Tuesday, 27 September 2011

Oaks along the River Dart

The native oaks along the banks of the lower Dart have suggested a possible etymology, that - like the Derwent - the river takes its name from the Brythonic for oak (Old Gaelic dair, Breton derv, Cornish derow, Welsh derw), but it is also true that the root der- / dar- / dur- means water (Breton dour, Cornish dowr, Wlesh dŵr) and that dairt is Erse for a heifer.

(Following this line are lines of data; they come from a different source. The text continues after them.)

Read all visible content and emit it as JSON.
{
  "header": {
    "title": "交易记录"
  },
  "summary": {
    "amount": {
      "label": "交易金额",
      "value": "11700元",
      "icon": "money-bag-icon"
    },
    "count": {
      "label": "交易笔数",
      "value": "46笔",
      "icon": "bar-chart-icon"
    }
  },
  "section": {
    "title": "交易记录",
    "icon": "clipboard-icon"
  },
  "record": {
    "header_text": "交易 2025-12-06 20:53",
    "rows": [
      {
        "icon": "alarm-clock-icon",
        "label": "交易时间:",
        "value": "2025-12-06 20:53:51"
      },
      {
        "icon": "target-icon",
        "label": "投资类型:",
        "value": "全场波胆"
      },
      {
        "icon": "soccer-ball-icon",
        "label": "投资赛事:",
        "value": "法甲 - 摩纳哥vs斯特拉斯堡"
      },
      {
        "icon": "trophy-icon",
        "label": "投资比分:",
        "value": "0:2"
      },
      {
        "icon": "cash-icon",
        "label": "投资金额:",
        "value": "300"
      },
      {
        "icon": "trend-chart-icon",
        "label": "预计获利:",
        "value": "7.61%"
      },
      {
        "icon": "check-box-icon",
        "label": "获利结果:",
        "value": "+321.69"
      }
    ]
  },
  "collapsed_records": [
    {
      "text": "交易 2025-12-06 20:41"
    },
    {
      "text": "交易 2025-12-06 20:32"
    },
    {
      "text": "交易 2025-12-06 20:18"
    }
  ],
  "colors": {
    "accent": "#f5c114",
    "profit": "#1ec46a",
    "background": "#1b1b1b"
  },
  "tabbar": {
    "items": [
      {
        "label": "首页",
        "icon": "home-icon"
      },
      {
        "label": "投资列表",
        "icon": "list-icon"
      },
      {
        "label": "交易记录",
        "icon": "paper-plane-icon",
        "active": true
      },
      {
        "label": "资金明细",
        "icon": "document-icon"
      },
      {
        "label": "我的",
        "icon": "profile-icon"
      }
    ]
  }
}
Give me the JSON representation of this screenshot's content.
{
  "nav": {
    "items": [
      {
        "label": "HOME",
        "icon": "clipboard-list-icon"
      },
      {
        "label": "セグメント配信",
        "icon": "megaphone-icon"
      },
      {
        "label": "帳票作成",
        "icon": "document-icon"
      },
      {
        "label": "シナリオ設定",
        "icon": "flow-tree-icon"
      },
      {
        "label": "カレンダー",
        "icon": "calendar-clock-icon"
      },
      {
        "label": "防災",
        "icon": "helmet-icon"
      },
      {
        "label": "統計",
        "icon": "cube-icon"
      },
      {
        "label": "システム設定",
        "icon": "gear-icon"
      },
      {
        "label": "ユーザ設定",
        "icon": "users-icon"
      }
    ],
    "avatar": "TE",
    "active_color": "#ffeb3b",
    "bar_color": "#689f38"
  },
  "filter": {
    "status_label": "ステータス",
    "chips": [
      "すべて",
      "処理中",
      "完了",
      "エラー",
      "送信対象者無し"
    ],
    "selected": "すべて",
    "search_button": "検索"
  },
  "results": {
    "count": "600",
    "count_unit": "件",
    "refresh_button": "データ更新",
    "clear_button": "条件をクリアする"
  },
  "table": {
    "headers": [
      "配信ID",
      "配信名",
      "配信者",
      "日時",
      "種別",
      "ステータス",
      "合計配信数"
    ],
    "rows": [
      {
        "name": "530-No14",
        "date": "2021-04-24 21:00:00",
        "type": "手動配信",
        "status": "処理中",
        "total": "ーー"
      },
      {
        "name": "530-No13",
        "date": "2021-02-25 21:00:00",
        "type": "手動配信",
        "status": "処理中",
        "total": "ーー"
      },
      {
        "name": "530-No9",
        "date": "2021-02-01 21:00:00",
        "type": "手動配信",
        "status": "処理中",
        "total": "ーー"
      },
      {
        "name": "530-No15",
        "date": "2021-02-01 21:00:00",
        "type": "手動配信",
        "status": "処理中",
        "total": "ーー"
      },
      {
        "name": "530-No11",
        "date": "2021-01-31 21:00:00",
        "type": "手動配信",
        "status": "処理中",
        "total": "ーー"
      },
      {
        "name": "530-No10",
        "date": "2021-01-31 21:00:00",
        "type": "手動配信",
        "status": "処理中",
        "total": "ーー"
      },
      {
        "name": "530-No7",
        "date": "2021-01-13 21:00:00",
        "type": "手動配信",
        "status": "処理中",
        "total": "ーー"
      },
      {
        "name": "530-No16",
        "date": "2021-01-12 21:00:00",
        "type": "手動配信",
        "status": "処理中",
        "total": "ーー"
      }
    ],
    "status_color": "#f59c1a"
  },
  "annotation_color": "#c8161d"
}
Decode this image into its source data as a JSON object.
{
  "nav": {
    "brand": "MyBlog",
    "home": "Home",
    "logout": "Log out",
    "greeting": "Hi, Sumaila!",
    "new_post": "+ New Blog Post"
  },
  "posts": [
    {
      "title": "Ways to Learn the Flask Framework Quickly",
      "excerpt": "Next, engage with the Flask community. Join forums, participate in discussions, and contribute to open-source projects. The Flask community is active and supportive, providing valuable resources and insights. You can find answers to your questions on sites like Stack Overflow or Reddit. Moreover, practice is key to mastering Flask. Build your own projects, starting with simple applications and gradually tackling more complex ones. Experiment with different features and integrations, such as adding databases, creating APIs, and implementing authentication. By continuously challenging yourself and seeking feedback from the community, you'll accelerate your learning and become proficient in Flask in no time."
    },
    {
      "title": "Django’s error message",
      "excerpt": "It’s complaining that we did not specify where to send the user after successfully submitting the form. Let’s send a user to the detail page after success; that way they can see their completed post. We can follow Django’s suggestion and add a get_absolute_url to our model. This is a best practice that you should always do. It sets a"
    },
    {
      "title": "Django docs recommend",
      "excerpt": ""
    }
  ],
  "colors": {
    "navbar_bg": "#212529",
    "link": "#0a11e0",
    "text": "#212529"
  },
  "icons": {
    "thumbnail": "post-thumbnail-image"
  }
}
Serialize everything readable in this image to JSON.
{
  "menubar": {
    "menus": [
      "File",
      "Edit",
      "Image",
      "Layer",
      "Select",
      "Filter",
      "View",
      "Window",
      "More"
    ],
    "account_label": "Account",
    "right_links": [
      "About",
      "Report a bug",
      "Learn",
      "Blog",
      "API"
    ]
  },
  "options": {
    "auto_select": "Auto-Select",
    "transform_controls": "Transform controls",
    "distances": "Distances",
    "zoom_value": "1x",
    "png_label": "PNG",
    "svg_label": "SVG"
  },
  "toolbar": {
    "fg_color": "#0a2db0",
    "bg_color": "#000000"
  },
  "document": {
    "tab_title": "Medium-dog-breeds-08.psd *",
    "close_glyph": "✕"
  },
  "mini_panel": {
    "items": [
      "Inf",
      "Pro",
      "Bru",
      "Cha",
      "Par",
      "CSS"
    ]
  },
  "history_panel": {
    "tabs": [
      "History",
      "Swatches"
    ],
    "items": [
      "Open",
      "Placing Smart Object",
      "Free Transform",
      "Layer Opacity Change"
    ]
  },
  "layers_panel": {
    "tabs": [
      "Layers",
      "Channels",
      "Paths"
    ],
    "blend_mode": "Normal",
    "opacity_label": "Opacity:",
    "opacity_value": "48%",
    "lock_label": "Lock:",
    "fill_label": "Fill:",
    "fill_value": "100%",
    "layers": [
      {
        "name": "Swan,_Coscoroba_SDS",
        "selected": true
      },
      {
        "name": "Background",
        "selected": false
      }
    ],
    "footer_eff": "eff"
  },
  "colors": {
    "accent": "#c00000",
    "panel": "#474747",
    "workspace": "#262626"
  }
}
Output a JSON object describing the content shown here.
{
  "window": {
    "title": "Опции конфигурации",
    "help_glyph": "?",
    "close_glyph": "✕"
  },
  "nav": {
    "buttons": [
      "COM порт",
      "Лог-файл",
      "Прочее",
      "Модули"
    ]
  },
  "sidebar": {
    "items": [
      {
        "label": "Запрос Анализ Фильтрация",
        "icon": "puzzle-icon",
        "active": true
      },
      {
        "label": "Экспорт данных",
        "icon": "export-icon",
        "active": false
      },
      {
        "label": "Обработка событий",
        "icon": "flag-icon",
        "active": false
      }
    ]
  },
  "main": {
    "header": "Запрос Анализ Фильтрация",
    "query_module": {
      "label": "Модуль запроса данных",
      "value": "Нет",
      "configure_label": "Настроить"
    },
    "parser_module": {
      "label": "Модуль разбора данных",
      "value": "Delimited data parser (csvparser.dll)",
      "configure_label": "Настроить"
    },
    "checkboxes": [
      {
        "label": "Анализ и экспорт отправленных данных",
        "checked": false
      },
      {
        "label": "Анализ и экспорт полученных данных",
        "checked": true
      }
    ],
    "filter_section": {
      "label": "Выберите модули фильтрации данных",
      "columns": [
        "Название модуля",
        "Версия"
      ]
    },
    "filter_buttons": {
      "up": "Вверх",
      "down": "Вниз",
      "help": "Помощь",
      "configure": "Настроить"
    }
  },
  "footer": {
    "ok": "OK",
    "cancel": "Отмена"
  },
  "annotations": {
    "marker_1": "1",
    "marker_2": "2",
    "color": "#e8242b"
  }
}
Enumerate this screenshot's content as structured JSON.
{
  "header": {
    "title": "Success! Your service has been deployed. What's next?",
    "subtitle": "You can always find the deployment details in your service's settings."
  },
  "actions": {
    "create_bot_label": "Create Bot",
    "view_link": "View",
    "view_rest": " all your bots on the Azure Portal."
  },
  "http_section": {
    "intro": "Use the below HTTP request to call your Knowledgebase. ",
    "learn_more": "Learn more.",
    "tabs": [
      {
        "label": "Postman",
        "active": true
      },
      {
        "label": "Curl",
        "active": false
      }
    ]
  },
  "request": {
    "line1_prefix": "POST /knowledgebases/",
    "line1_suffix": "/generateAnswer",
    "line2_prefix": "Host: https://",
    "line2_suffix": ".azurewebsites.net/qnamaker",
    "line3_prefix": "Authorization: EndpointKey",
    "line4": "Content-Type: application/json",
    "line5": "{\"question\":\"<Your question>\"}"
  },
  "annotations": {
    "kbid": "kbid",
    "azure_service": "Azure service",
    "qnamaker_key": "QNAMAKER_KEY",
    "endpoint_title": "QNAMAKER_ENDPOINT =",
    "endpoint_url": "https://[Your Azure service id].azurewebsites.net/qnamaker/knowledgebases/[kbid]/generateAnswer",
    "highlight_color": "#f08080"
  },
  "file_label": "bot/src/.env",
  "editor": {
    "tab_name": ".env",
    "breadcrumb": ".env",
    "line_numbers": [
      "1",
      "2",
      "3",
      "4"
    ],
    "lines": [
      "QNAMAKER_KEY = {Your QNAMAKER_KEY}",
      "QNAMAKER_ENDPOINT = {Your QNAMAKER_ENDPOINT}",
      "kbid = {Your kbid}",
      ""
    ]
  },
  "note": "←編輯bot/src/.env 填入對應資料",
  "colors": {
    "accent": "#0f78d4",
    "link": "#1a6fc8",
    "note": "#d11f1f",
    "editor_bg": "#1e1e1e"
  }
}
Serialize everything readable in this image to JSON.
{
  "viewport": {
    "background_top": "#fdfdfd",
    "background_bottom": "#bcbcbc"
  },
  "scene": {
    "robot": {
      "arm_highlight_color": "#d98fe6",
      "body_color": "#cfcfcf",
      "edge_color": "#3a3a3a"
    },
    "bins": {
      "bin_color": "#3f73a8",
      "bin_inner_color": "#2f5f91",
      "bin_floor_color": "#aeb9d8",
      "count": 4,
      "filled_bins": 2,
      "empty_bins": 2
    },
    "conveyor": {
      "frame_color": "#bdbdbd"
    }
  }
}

"I know what Mr. Baxter says of Derventio, that it comes from the Welsh Derwent or Dirwyn, all of a piece with his Corguba aforementioned; inventions and boilings-over of a fertile brain. The Welsh tongue never had the word Derwent; therefore his whole building is without foundation. I have traced it to its original British name, but will not attempt the etymology of it. If it is from Derw, oak: why was not every river that ran through a forest called Derwenydd?"
Letter from Mr. Lewis Morris, of Penbryn, Cardiganshire, to Mr. Edward Richard, at Ystrad Meuryg, in that County, The Gentleman's Magazine, vol. 66 (1789)

Monday, 26 September 2011